Do not limit yourself to experimenting only with objects made of hard plastic. Plastic bags used to freeze food or for food packaging can give amazing results creating compelling abstract images.
Small food containers usually have lots of stress in them and should display a great, symmetric, fringe pattern.
Low Key or High Key?
You may have noticed that, until now, I have shown you only images in low key style. You don’t have to suppress the light of the screen with your polariser for photoelasticity to work.
I like the low key style more, but high key images are great as well.
Anything Could Work for Photoelasticity
Once again, this project is all about fun and you should not be take it too seriously. Look around you and don’t be afraid to experiment and test wild ideas. Worst case, you lose a few seconds of your life trying something that did not work.
When things work, though, the reward can be huge. I had this Lego model of the ISS (International Space Station) hanging around at work.
It has a great array of solar panels that are made of clear plastic. Needless to say, I promptly tested it.
Getting Creative With Photoelasticity
As I said, photoelasticity is so easy and fun to do that you will soon begin asking yourself: “Now what? I want more!”
Once you have experimented with different objects and saw how they respond to photoelasticity, it is time to get more creative.
You can combine different objects together, while also playing with the composition and message of your photos.
The previous photo of the ISS is great because it looks like it really is in space. I could have stop there, but I am into astrophotography as well.
I decided to do a composite image using a shot I took of the moon, the ISS and the space shuttle approaching it.
Go With The Flow and Be Creative
Water has a refractive index quite different from that of air. If you partially submerge something in it, like a stick, the stick will look broken.
The part of the stick outside the glass, and that submerged in water will appear to be in different positions.
Here I did the same, just using a straw instead of a stick.

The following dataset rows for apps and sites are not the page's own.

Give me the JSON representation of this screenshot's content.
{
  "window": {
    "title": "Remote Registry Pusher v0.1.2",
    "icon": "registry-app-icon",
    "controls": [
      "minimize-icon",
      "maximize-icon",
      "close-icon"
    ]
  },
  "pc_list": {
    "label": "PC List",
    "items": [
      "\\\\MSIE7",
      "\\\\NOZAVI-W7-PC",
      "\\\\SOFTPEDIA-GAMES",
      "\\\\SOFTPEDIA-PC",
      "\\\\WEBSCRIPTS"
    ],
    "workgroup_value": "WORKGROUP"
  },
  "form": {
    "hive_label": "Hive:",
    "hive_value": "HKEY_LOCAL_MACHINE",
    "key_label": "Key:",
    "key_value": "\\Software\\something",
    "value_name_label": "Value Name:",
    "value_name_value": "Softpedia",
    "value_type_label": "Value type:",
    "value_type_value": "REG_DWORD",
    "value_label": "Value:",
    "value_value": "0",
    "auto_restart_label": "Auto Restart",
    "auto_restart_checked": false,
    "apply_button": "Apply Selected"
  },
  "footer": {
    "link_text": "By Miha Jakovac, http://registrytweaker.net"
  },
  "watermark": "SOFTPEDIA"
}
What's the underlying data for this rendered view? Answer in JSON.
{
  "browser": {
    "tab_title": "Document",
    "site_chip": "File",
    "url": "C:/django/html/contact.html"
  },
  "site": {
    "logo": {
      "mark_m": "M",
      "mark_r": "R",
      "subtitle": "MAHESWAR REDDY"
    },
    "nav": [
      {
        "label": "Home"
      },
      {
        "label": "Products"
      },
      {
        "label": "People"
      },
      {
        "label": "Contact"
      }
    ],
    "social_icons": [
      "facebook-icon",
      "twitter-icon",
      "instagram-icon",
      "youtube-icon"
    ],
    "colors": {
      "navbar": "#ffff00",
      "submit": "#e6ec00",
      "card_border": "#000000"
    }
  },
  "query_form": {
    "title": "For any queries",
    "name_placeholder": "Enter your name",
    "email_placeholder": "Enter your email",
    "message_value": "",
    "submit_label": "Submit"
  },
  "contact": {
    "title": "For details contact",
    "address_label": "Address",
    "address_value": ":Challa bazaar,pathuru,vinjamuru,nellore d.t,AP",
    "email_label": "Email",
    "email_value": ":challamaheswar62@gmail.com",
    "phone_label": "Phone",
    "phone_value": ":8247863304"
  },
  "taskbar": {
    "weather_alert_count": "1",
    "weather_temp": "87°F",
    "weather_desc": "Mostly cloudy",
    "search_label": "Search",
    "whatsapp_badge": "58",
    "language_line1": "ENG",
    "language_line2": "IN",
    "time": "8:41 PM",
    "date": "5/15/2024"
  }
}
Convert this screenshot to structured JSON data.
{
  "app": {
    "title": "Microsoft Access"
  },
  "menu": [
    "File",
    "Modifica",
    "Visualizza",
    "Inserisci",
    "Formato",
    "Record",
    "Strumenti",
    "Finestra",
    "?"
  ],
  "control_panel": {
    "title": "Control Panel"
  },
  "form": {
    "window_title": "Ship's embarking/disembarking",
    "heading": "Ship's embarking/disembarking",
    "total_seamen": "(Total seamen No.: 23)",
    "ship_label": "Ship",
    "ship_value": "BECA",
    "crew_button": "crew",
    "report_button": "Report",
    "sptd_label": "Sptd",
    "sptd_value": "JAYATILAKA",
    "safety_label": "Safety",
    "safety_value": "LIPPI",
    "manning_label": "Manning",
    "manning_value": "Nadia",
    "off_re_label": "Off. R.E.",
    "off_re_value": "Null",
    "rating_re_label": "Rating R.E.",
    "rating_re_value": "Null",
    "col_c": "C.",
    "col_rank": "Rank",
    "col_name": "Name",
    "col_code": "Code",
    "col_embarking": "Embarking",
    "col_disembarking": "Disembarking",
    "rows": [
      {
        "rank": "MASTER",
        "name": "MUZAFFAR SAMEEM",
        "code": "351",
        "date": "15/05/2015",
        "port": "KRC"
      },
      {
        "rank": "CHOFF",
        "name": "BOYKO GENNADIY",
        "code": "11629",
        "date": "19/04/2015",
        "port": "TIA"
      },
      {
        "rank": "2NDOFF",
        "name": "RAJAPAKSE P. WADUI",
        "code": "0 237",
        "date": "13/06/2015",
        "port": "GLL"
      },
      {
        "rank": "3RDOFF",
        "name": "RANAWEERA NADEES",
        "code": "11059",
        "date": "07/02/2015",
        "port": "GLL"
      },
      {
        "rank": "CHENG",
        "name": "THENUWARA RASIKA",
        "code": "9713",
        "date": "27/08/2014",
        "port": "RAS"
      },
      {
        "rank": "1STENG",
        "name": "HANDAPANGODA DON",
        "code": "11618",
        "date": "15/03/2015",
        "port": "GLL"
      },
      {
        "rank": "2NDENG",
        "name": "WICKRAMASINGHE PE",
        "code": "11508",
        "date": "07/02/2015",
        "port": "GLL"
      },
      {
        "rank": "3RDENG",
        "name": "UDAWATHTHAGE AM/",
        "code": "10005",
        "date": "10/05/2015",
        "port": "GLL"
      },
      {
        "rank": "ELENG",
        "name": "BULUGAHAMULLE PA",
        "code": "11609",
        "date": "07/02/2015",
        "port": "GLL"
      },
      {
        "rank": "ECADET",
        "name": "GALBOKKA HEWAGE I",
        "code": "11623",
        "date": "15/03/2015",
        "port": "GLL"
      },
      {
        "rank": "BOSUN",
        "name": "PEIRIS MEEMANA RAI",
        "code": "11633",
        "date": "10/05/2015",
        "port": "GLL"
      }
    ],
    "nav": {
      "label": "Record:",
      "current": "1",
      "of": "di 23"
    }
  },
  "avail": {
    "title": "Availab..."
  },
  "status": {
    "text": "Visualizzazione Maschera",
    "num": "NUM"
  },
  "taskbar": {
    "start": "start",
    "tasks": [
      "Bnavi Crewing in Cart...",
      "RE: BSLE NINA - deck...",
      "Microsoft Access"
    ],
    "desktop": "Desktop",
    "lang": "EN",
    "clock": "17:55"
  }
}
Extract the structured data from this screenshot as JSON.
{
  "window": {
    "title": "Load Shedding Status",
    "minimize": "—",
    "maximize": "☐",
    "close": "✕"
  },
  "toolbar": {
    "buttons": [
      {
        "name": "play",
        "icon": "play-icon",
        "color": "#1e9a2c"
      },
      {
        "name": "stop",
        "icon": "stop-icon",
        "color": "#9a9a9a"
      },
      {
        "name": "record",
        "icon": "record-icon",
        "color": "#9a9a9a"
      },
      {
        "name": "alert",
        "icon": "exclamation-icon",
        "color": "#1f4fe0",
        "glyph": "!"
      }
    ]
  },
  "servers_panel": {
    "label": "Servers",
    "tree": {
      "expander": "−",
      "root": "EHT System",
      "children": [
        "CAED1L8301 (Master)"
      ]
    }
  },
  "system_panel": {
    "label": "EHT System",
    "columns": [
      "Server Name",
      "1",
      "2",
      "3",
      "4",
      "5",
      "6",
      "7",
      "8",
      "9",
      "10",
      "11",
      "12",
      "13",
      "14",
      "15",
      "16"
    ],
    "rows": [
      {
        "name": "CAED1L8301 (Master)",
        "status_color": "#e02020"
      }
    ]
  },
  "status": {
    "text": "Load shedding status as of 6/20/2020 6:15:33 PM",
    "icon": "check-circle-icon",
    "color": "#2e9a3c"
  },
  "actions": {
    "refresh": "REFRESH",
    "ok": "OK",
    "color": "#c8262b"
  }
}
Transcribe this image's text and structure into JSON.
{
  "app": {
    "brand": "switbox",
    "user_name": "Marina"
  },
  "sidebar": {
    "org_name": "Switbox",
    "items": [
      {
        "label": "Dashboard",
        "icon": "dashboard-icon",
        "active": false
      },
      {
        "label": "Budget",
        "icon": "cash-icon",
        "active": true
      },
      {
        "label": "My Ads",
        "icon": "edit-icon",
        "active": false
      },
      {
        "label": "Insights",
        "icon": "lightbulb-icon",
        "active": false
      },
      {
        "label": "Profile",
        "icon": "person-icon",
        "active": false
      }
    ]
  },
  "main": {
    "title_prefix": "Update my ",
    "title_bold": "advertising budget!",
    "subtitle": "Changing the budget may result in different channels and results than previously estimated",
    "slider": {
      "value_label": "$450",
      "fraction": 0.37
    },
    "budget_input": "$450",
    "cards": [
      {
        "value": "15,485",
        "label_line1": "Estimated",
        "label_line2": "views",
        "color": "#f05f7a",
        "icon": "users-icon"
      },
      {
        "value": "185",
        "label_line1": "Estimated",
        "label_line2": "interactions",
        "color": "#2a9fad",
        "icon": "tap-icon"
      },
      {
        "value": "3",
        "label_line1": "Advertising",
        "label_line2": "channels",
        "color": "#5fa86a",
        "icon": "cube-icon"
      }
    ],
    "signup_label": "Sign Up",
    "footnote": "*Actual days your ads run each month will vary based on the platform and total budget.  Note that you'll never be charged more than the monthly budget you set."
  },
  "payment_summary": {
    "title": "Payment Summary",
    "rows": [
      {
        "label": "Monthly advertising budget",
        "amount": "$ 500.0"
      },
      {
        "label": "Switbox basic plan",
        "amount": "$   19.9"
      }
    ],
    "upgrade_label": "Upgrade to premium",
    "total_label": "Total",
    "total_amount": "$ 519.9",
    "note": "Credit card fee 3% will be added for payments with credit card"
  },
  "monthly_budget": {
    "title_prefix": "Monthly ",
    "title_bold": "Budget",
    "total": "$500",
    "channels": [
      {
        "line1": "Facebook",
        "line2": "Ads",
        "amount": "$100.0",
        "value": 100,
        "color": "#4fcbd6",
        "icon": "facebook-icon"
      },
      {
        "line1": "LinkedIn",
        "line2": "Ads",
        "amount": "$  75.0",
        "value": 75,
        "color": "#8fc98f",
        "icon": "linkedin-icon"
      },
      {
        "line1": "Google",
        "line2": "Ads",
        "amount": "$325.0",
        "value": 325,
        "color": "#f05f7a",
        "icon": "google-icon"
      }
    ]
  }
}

Air bubbles were a welcome accident.
Usually, the creative process is a continuous flow of ideas, each one based on what you did before. Wouldn’t it be nice to have two glasses forming a heart with their straws? Yes, it would!
The next results were so unexpected that they looked like magic to me. A spherical food container turned into a magic ball floating in the hand of a wizard.
Two Artistic Practical Uses For Photoelasticity
All these images are nice and can wake up your photographic enthusiasm and creativity. They will also get you quite a bit of likes on social media. But their usefulness ends there.
Or does it?
Before concluding this post I want to give you a couple of examples for when this kind of work has practical use.
If you are good at drawings (which I am not, unfortunately), you can craft your art for yourself. You could get something different by creating a mask of your drawing to put in front of plastic wrap.
This will show strong, colorful fringe patterns.
Finally, if you are a graphic artist, you can put photoelasticity to good use. It provides you with the tools to easily create colourful abstractions you can use to fill in a text.
I hope this post has ignited your curiosity and that you will give photoelasticity a try.
Just remember: don’t overthink it and never stop having fun and experimenting with materials and ideas.
Looking for more fun photography activities to do with children?
If you’re getting colourful effects you didn’t plan for, perhaps you should take a look at our guide to Chromatic Aberration and how to deal with it? We have a great article on creating cool glitch art photos too!